Write the following entries out again exactly, skipping each image.

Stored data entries
========
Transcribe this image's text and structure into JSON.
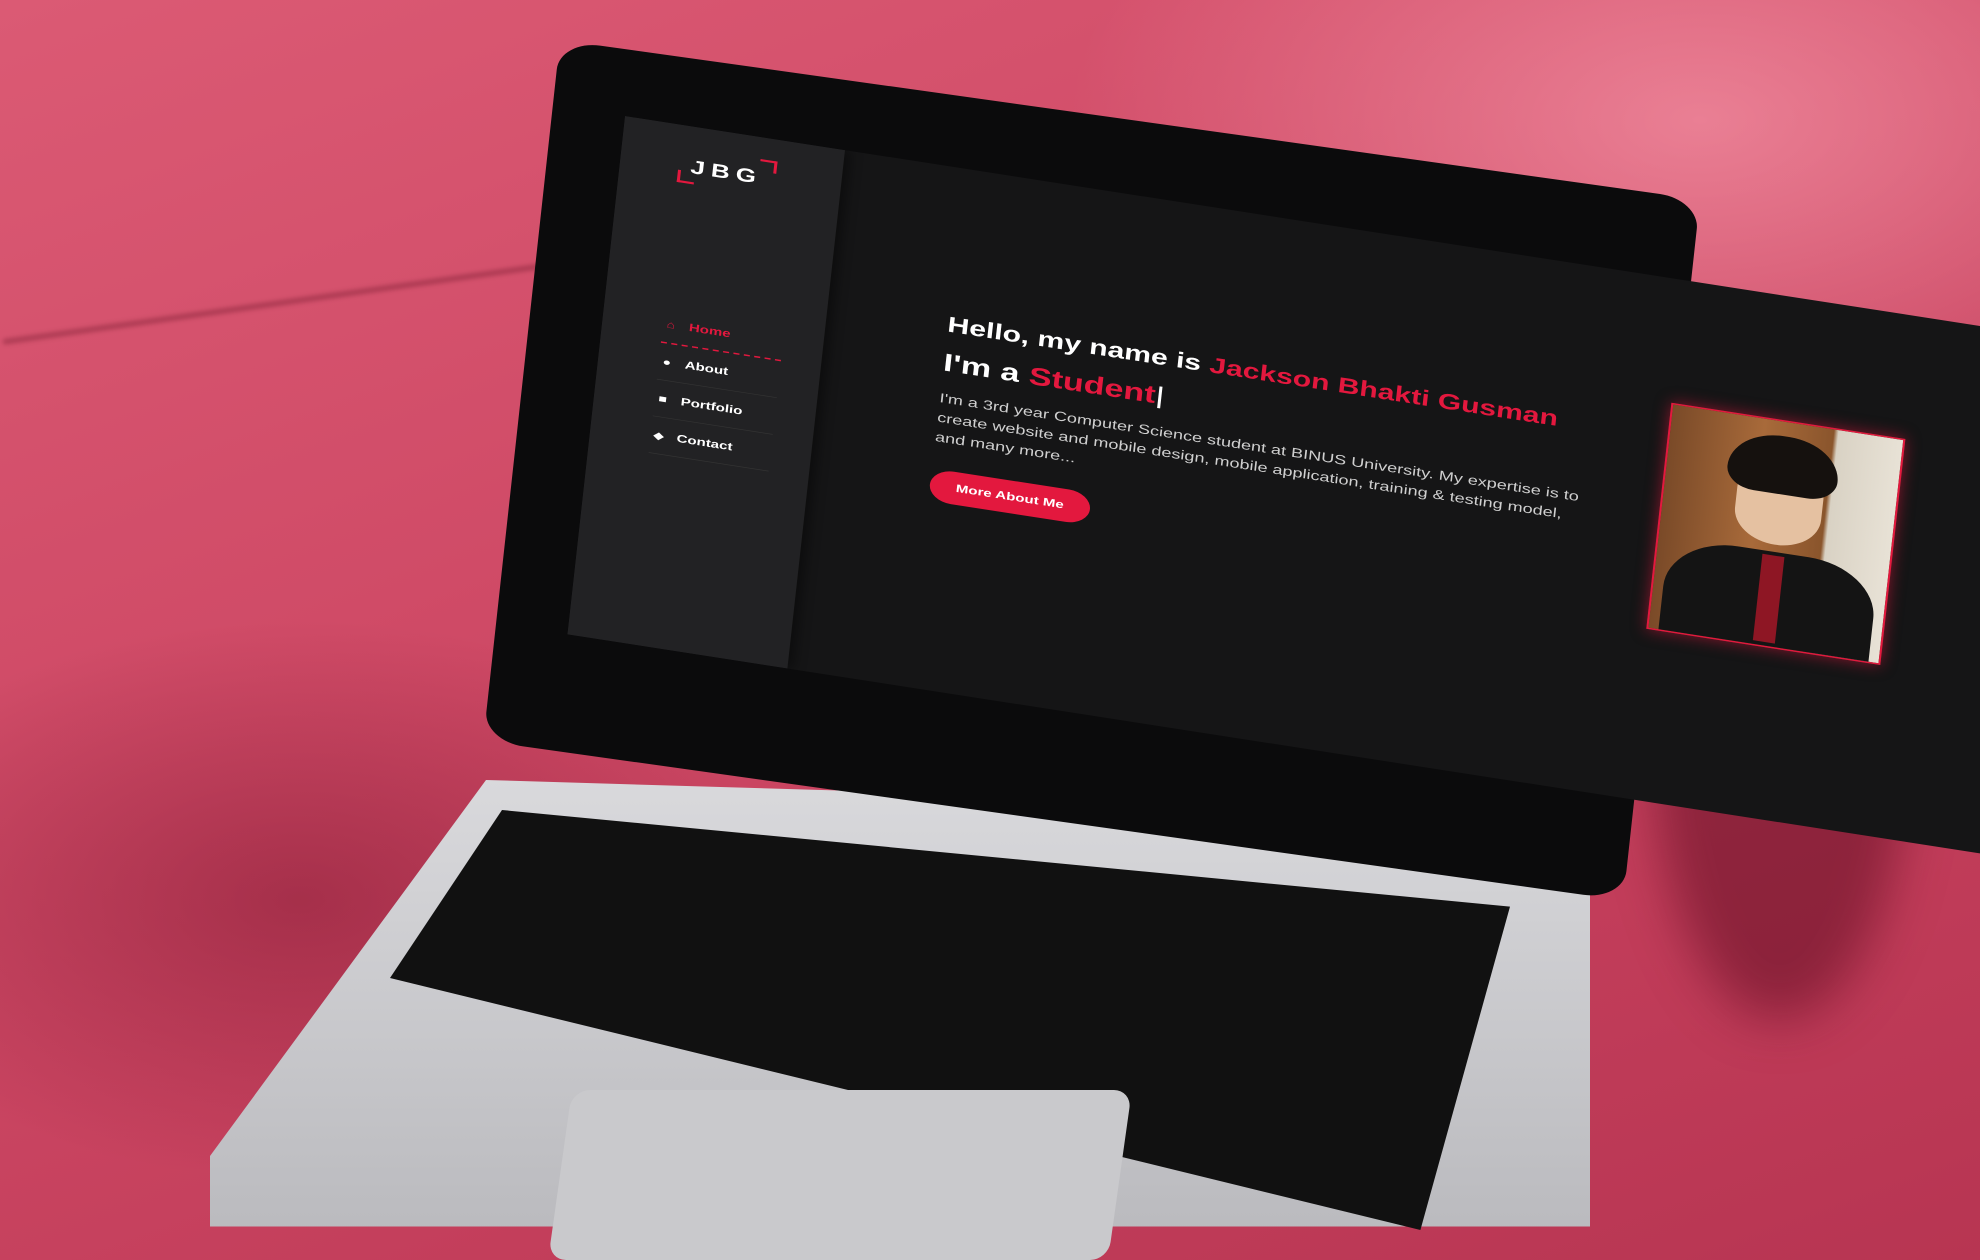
{
  "site": {
    "logo": "JBG",
    "nav": [
      {
        "label": "Home",
        "icon": "home-icon",
        "active": true
      },
      {
        "label": "About",
        "icon": "user-icon",
        "active": false
      },
      {
        "label": "Portfolio",
        "icon": "briefcase-icon",
        "active": false
      },
      {
        "label": "Contact",
        "icon": "chat-icon",
        "active": false
      }
    ],
    "hero": {
      "greeting": "Hello, my name is",
      "name": "Jackson Bhakti Gusman",
      "role_prefix": "I'm a",
      "role": "Student",
      "description": "I'm a 3rd year Computer Science student at BINUS University. My expertise is to create website and mobile design, mobile application, training & testing model, and many more...",
      "cta_label": "More About Me"
    },
    "colors": {
      "accent": "#e3183e",
      "background": "#151516",
      "sidebar": "#222224"
    }
  }
}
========
RESULT FOR THIS EXERCISE
Transcribe this image's text and structure into JSON.
{
  "site": {
    "logo": "JBG",
    "nav": [
      {
        "label": "Home",
        "icon": "home-icon",
        "active": true
      },
      {
        "label": "About",
        "icon": "user-icon",
        "active": false
      },
      {
        "label": "Portfolio",
        "icon": "briefcase-icon",
        "active": false
      },
      {
        "label": "Contact",
        "icon": "chat-icon",
        "active": false
      }
    ],
    "hero": {
      "greeting": "Hello, my name is",
      "name": "Jackson Bhakti Gusman",
      "role_prefix": "I'm a",
      "role": "Student",
      "description": "I'm a 3rd year Computer Science student at BINUS University. My expertise is to create website and mobile design, mobile application, training & testing model, and many more...",
      "cta_label": "More About Me"
    },
    "colors": {
      "accent": "#e3183e",
      "background": "#151516",
      "sidebar": "#222224"
    }
  }
}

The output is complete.